Posts Tagged ‘spaceflight’

Old-School Scifi

So, a few months ago, we were at our local thrift store on one of their half-off-everything days, and I discovered that someone had donated a ton of old scifi books from the 50s. Andre Norton, Asimov, people I’ve never heard of but the stories looked cool. And among them was an anthology entitled SF: ’59 The Year’s Greatest Science Fiction and Fantasy.

(I bought them all. Don’t judge me.)

Yesterday I finished reading the anthology, which was kind of enlightening, honestly. It was like a snapshot into what science fiction and fantasy was over fifty years ago. And it was interesting because most of these stories, the best of the year, would never get published in today’s climate. Part of that is that they would be seen as derivative, but I’m sure they weren’t back then. Some of them aren’t science fiction or fantasy, but just a little off-kilter (like one telling the story of Hickory Dickory Dock in the style of Jack Kerouac). And the editor uses “SF” to mean science fantasy, which she uses interchangeably with science fiction.

There’s still a couple of great stories though. My favorite was a longer story called “The Comedian’s Children” by Theodore Sturgeon, whom I know mostly because he wrote some of my favorite original series Star Trek episodes (including the infamous “Amok Time,” thus delighting fanfiction authors for decades). I should probably read some of his novels or more of his short stories at some point.

Even more interesting than the stories was, at the back, they had a nonfiction section, with essays about space travel and the state of science fiction. In 1959, the manned space program was still a few years out from starting (NASA wasn’t even NASA yet) and Sputnik had just been launched a few years before (in 1957). So it’s very interesting to see them trying to puzzle out how to solve space flight issues since I can look back and see how it actually happened (and I am a huge space nerd, and have read a ridiculous amount of books on early manned spaceflight, so it’s an area I know quite a bit about). And Asimov wrote an essay about the state of science fiction, and how science keeps coming along a few years behind them and proving them wrong, which is kind of hilarious (and I think he meant it to be).

(I think it’s worth pointing out that most of the non-scifi/fantasy stories included were originally published in Playboy.)

Some aspects of this anthology are kind of depressing, because it goes to show how few authors ever truly are remembered past their times.

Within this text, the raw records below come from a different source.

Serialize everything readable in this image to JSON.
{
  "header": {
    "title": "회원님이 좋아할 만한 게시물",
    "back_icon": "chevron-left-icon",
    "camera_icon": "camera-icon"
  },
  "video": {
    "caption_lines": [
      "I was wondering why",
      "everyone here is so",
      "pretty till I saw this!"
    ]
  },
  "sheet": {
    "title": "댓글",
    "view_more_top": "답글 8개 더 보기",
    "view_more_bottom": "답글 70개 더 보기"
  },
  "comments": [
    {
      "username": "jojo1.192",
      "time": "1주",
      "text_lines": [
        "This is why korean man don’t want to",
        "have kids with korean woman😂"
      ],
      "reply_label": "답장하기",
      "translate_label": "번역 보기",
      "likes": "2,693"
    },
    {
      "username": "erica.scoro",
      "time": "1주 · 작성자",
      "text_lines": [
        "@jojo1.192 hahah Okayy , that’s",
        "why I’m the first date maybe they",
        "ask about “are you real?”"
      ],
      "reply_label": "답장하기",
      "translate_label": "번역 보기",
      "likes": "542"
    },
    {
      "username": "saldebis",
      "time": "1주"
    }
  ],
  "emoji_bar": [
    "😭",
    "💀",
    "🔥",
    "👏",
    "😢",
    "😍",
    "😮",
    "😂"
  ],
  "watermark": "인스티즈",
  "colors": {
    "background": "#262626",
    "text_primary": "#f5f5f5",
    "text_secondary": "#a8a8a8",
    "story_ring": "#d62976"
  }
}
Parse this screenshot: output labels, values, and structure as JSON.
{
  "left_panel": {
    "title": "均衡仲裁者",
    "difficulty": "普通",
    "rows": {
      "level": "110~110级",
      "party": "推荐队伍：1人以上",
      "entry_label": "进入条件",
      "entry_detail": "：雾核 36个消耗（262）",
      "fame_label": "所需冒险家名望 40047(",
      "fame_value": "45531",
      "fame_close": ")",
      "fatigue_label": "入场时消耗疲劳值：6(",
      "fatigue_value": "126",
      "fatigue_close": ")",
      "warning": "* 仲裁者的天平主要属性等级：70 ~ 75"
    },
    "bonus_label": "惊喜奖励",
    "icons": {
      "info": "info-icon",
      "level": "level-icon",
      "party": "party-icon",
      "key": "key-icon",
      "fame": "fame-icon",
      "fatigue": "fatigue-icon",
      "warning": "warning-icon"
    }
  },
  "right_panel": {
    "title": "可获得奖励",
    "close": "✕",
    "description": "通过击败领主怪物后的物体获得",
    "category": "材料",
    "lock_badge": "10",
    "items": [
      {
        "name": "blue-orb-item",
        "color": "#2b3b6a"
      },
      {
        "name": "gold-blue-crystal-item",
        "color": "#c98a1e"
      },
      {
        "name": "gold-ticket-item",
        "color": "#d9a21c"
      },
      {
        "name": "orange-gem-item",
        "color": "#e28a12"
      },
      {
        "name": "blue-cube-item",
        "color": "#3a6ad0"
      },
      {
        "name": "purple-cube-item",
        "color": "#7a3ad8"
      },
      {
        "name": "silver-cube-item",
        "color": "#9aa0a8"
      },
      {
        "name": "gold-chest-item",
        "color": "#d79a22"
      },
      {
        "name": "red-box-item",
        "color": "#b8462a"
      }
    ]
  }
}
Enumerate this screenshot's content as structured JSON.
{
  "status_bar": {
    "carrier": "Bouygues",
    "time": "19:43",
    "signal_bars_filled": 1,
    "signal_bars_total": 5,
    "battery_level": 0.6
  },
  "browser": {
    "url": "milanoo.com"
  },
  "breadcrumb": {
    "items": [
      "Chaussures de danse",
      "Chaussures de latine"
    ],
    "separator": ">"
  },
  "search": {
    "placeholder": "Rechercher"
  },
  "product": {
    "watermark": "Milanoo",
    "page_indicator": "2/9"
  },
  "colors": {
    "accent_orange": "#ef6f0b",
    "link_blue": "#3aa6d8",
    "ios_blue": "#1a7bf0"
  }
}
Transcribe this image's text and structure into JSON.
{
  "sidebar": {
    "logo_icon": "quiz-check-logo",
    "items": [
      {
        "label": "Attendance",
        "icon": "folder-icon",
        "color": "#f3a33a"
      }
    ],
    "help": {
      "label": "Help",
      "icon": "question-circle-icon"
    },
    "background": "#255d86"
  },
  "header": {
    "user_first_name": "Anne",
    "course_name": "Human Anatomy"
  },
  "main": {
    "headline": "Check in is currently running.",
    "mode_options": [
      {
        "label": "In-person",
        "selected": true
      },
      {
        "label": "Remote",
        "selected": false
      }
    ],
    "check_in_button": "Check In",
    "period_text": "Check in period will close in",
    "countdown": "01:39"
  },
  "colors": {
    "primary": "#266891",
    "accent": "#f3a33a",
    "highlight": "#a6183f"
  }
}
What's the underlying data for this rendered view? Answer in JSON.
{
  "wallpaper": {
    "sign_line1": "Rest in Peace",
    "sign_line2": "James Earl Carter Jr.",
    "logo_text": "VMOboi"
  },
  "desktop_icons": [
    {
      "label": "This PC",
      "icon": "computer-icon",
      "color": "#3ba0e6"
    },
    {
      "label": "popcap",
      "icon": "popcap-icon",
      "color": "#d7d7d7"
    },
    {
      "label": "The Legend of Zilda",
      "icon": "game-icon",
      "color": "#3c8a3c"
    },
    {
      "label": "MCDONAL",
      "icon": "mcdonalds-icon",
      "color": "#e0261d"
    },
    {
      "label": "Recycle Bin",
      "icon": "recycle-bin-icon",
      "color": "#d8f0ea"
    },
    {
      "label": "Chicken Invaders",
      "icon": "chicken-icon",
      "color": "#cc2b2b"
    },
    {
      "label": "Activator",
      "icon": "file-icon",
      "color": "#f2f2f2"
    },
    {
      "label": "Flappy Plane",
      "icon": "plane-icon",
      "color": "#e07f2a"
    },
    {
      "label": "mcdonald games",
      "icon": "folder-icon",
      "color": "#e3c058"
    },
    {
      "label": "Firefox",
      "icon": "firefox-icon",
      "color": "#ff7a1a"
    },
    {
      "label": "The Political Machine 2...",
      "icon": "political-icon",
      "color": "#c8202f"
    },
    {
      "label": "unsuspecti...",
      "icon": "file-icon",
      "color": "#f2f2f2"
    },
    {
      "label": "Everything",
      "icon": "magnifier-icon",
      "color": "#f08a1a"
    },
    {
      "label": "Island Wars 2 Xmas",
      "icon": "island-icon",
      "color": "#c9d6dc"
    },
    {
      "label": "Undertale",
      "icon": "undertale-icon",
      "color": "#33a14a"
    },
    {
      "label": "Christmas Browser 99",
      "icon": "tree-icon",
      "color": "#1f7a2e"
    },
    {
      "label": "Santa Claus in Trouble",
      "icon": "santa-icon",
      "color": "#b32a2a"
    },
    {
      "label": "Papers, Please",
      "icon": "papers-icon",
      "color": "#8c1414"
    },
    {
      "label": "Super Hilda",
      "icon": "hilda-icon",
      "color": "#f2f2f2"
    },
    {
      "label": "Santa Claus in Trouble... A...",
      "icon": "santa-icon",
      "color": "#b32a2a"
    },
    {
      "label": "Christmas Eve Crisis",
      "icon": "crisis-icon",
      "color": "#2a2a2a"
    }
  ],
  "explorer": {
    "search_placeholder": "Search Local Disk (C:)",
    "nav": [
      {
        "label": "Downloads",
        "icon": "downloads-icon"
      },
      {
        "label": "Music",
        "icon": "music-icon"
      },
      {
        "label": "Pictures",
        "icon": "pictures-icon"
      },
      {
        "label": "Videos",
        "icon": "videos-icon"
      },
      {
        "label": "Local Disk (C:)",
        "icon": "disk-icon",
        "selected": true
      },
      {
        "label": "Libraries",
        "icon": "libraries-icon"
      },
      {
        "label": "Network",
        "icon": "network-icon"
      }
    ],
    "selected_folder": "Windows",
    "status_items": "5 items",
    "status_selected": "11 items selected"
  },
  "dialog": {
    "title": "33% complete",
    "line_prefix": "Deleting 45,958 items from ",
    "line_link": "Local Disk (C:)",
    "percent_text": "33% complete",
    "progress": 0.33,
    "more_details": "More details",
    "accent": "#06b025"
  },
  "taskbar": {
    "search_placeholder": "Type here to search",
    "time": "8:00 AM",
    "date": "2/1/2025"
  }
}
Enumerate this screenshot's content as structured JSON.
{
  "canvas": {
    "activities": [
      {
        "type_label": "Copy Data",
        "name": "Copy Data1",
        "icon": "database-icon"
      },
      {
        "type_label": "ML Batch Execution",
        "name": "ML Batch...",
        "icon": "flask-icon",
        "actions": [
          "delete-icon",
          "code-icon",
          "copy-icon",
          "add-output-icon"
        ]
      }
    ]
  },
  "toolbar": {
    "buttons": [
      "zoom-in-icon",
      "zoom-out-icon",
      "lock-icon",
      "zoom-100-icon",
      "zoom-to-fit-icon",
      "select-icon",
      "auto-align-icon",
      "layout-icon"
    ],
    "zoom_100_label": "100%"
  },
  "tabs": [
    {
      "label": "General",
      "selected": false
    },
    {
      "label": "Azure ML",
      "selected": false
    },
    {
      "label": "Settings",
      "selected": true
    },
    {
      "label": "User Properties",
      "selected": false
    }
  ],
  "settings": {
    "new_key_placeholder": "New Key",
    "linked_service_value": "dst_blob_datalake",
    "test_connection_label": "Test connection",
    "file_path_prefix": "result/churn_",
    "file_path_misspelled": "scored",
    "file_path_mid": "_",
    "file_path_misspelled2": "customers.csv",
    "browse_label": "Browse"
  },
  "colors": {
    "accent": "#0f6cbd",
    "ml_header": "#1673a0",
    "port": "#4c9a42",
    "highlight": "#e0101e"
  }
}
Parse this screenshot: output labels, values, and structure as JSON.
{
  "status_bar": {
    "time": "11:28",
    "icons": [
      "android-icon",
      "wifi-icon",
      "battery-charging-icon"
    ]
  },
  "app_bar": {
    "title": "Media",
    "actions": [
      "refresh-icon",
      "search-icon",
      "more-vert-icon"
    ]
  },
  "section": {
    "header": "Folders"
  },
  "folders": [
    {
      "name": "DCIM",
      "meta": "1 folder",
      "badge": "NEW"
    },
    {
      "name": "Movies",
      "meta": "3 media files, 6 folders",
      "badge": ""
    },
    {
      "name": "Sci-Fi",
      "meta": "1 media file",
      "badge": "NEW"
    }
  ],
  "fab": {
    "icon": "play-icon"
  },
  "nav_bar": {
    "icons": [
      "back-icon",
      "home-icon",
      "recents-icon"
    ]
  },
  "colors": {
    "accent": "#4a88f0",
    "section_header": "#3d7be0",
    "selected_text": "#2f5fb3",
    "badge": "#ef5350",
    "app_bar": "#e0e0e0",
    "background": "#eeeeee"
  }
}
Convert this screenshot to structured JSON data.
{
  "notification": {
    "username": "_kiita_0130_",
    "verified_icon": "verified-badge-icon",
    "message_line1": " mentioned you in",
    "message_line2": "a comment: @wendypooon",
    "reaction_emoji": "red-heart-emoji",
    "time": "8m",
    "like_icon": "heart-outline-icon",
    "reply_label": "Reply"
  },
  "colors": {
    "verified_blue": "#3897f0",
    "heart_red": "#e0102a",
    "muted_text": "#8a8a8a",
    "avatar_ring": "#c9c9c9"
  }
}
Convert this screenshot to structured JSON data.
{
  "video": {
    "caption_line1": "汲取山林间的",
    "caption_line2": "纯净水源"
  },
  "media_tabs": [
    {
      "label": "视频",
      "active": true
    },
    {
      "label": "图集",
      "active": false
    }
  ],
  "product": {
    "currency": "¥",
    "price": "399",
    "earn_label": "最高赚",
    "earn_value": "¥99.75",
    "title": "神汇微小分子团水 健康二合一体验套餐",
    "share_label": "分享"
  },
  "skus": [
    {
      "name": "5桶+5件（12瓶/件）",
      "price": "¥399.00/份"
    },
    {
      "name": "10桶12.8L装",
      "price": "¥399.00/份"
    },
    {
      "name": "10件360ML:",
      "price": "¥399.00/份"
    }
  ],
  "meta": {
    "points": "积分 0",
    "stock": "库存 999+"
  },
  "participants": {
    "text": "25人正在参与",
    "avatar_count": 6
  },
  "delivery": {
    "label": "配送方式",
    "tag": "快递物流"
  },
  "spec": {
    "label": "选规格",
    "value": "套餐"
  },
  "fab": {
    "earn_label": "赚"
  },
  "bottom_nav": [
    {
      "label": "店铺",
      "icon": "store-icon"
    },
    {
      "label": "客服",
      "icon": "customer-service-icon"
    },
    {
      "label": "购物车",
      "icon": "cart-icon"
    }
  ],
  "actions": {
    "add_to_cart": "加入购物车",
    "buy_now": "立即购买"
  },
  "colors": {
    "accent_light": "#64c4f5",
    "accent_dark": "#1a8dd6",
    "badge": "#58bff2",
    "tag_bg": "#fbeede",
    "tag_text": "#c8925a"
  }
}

Of the authors included, the only ones I recognize are Gerald Kersh, Fritz Leiber, Brian W. Aldiss, Theodore Sturgeon, and John Steinbeck (who of course wrote one of the non-SF stories from Playboy). Now, I wouldn’t consider myself a SF expert, but here are a bunch of authors who wrote what was considered some of the best SFF of their time, and I’ve never even heard of them. And that’s a humbling idea.

Do you have an experience with old scifi, Squiders? Do you like the style? Who’s your favorite?

Thursday Round-up

Science/Space
NASA Creates Material Ten Times Darker Than Black
Secret Space Plane Pictures
NASA Ejects Nanosatellite from a Microsatellite (With bonus spacesail)
Dark Matter Galaxies Orbit the Milky Way
Total Lunar Eclipse on the Winter Solstice  (Mmm, the writer in me likes this a lot.)
First Carbon-Rich Planet Found (Trekkie!Me wonders what class of planet this would be.)
Pictures of the Falcon 9 Launch
360 Degree View of the Night Sky (This is truly amazing!)

Science Fiction/Fantasy
Blake Charlton wants input naming the third book of the Spellwright Trilogy
Tor/Forge is giving away a mystery box!
Steampunk.com wants nominations for the Steampunk Book of the Year
BBC making an adaptation of Dirk Gently’s Holistic Detective Agency

Misc Books
Smashwords Author Primed to Make $25K This Year

Writing
Getting Google’s Attention for their New eBookstore
Out of the Slushpile: Getting Your Self-Pubbed Novel Noticed
How to Tell if You Should Cut That Scene
Three Signs Your Characters are Too Perfect